Record set Start Marker
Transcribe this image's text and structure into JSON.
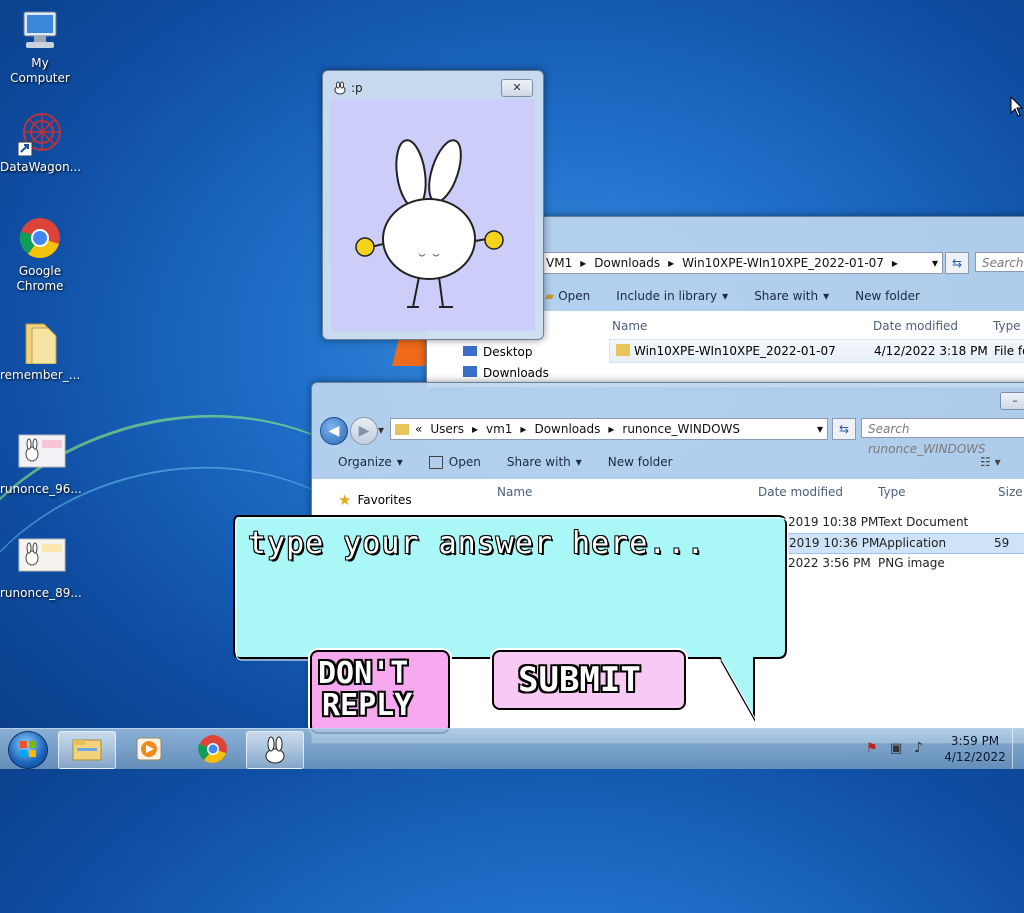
{
  "desktop": {
    "icons": [
      {
        "label": "My Computer"
      },
      {
        "label": "DataWagon..."
      },
      {
        "label": "Google Chrome"
      },
      {
        "label": "remember_..."
      },
      {
        "label": "runonce_96..."
      },
      {
        "label": "runonce_89..."
      }
    ]
  },
  "bunny_window": {
    "title": ":p",
    "close_label": "✕"
  },
  "explorer_back": {
    "breadcrumb": [
      "VM1",
      "Downloads",
      "Win10XPE-WIn10XPE_2022-01-07"
    ],
    "search_placeholder": "Search D",
    "toolbar": {
      "open": "Open",
      "include": "Include in library",
      "share": "Share with",
      "newfolder": "New folder"
    },
    "columns": {
      "name": "Name",
      "date": "Date modified",
      "type": "Type"
    },
    "nav": [
      "Desktop",
      "Downloads"
    ],
    "row": {
      "name": "Win10XPE-WIn10XPE_2022-01-07",
      "date": "4/12/2022 3:18 PM",
      "type": "File fo"
    }
  },
  "explorer_front": {
    "breadcrumb_prefix": "«",
    "breadcrumb": [
      "Users",
      "vm1",
      "Downloads",
      "runonce_WINDOWS"
    ],
    "search_placeholder": "Search runonce_WINDOWS",
    "toolbar": {
      "organize": "Organize",
      "open": "Open",
      "share": "Share with",
      "newfolder": "New folder"
    },
    "columns": {
      "name": "Name",
      "date": "Date modified",
      "type": "Type",
      "size": "Size"
    },
    "favorites": "Favorites",
    "rows": [
      {
        "date": "2019 10:38 PM",
        "type": "Text Document",
        "size": ""
      },
      {
        "date": "2019 10:36 PM",
        "type": "Application",
        "size": "59"
      },
      {
        "date": "2022 3:56 PM",
        "type": "PNG image",
        "size": ""
      }
    ]
  },
  "dialog": {
    "prompt": "type your answer here...",
    "dont_reply": [
      "DON'T",
      "REPLY"
    ],
    "submit": "SUBMIT"
  },
  "taskbar": {
    "time": "3:59 PM",
    "date": "4/12/2022"
  }
}
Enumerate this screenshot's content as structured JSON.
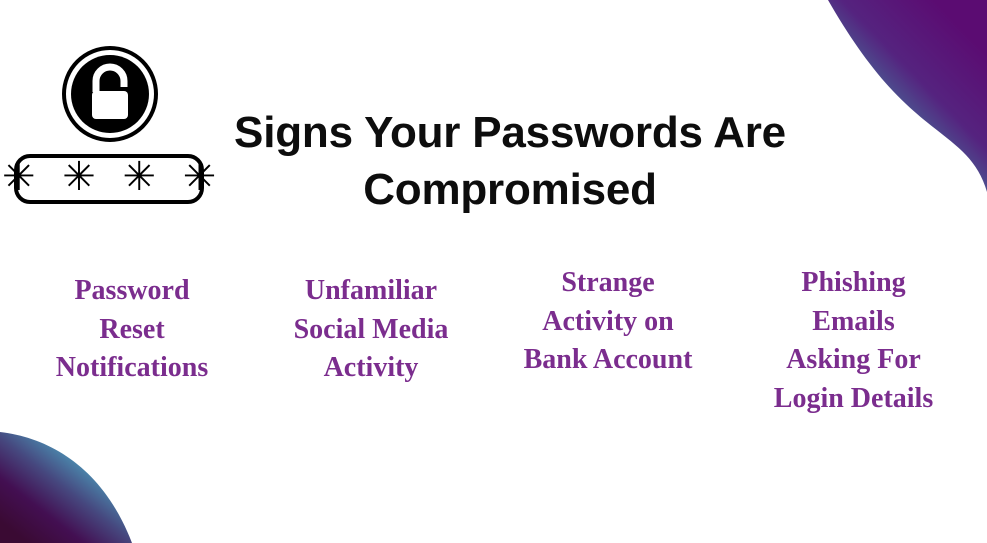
{
  "slide": {
    "background_color": "#ffffff",
    "title": "Signs Your Passwords Are Compromised",
    "title_color": "#0d0d0d"
  },
  "brand_mark": {
    "lock_icon_name": "padlock-icon",
    "password_dots": "✳ ✳ ✳ ✳",
    "password_dot_count": 4,
    "mark_color": "#000000"
  },
  "signs": {
    "accent_color": "#7b2d8e",
    "items": [
      {
        "text": "Password\nReset\nNotifications"
      },
      {
        "text": "Unfamiliar\nSocial Media\nActivity"
      },
      {
        "text": "Strange\nActivity on\nBank Account"
      },
      {
        "text": "Phishing\nEmails\nAsking For\nLogin Details"
      }
    ]
  },
  "decor": {
    "blob_top_right": {
      "name": "top-right-gradient-blob",
      "teal": "#3a9cb5",
      "purple": "#5b0c72"
    },
    "blob_bottom_left": {
      "name": "bottom-left-gradient-blob",
      "teal": "#4b9dba",
      "purple": "#4a0d55",
      "maroon": "#3a0a33"
    }
  }
}
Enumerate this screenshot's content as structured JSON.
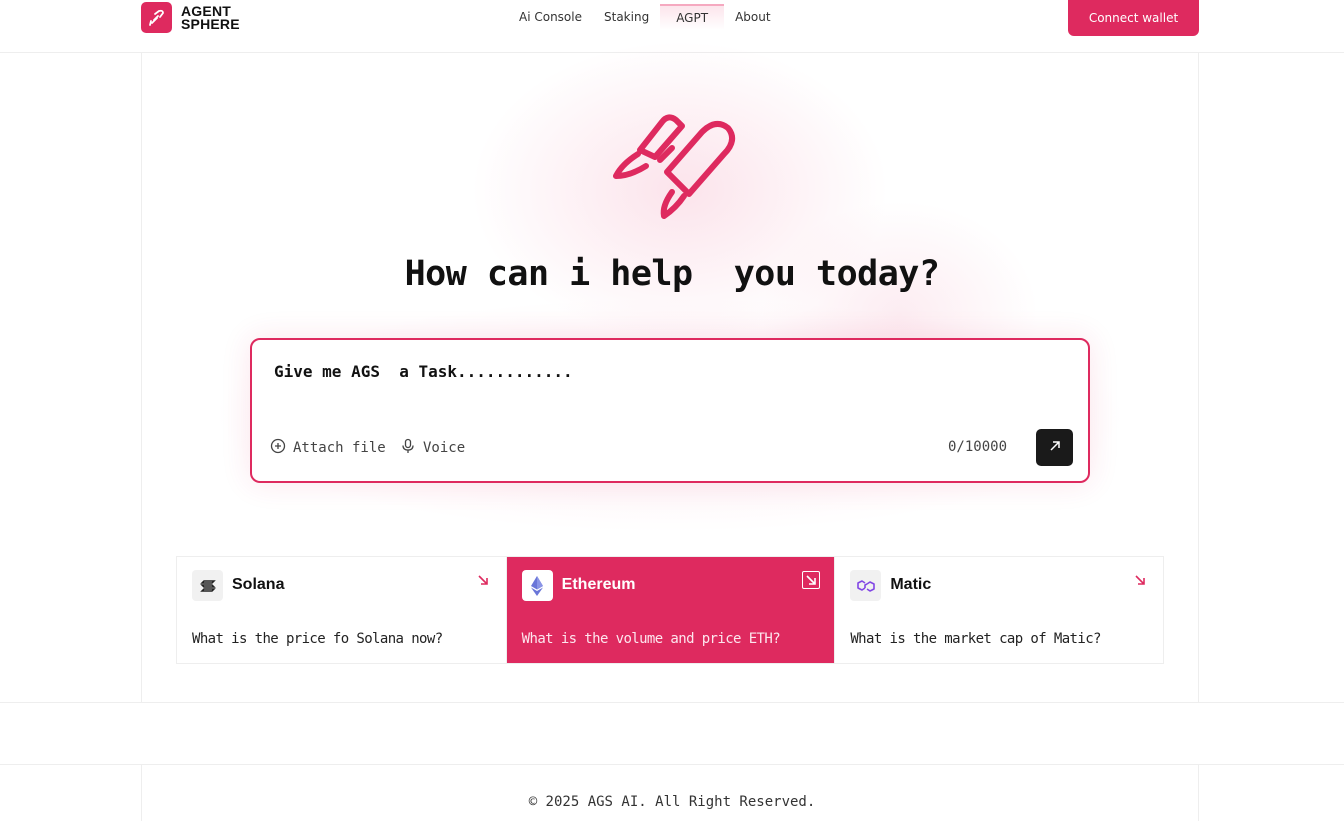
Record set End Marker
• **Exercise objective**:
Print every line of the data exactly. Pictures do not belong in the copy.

• **Answer below**:
Transcribe this image's text and structure into JSON.
{
  "desktop": {
    "icons": [
      {
        "label": "My Computer"
      },
      {
        "label": "DataWagon..."
      },
      {
        "label": "Google Chrome"
      },
      {
        "label": "remember_..."
      },
      {
        "label": "runonce_96..."
      },
      {
        "label": "runonce_89..."
      }
    ]
  },
  "bunny_window": {
    "title": ":p",
    "close_label": "✕"
  },
  "explorer_back": {
    "breadcrumb": [
      "VM1",
      "Downloads",
      "Win10XPE-WIn10XPE_2022-01-07"
    ],
    "search_placeholder": "Search D",
    "toolbar": {
      "open": "Open",
      "include": "Include in library",
      "share": "Share with",
      "newfolder": "New folder"
    },
    "columns": {
      "name": "Name",
      "date": "Date modified",
      "type": "Type"
    },
    "nav": [
      "Desktop",
      "Downloads"
    ],
    "row": {
      "name": "Win10XPE-WIn10XPE_2022-01-07",
      "date": "4/12/2022 3:18 PM",
      "type": "File fo"
    }
  },
  "explorer_front": {
    "breadcrumb_prefix": "«",
    "breadcrumb": [
      "Users",
      "vm1",
      "Downloads",
      "runonce_WINDOWS"
    ],
    "search_placeholder": "Search runonce_WINDOWS",
    "toolbar": {
      "organize": "Organize",
      "open": "Open",
      "share": "Share with",
      "newfolder": "New folder"
    },
    "columns": {
      "name": "Name",
      "date": "Date modified",
      "type": "Type",
      "size": "Size"
    },
    "favorites": "Favorites",
    "rows": [
      {
        "date": "2019 10:38 PM",
        "type": "Text Document",
        "size": ""
      },
      {
        "date": "2019 10:36 PM",
        "type": "Application",
        "size": "59"
      },
      {
        "date": "2022 3:56 PM",
        "type": "PNG image",
        "size": ""
      }
    ]
  },
  "dialog": {
    "prompt": "type your answer here...",
    "dont_reply": [
      "DON'T",
      "REPLY"
    ],
    "submit": "SUBMIT"
  },
  "taskbar": {
    "time": "3:59 PM",
    "date": "4/12/2022"
  }
}
Enumerate this screenshot's content as structured JSON.
{
  "slide": {
    "background_color": "#ffffff",
    "title": "Signs Your Passwords Are Compromised",
    "title_color": "#0d0d0d"
  },
  "brand_mark": {
    "lock_icon_name": "padlock-icon",
    "password_dots": "✳ ✳ ✳ ✳",
    "password_dot_count": 4,
    "mark_color": "#000000"
  },
  "signs": {
    "accent_color": "#7b2d8e",
    "items": [
      {
        "text": "Password\nReset\nNotifications"
      },
      {
        "text": "Unfamiliar\nSocial Media\nActivity"
      },
      {
        "text": "Strange\nActivity on\nBank Account"
      },
      {
        "text": "Phishing\nEmails\nAsking For\nLogin Details"
      }
    ]
  },
  "decor": {
    "blob_top_right": {
      "name": "top-right-gradient-blob",
      "teal": "#3a9cb5",
      "purple": "#5b0c72"
    },
    "blob_bottom_left": {
      "name": "bottom-left-gradient-blob",
      "teal": "#4b9dba",
      "purple": "#4a0d55",
      "maroon": "#3a0a33"
    }
  }
}
Enumerate this screenshot's content as structured JSON.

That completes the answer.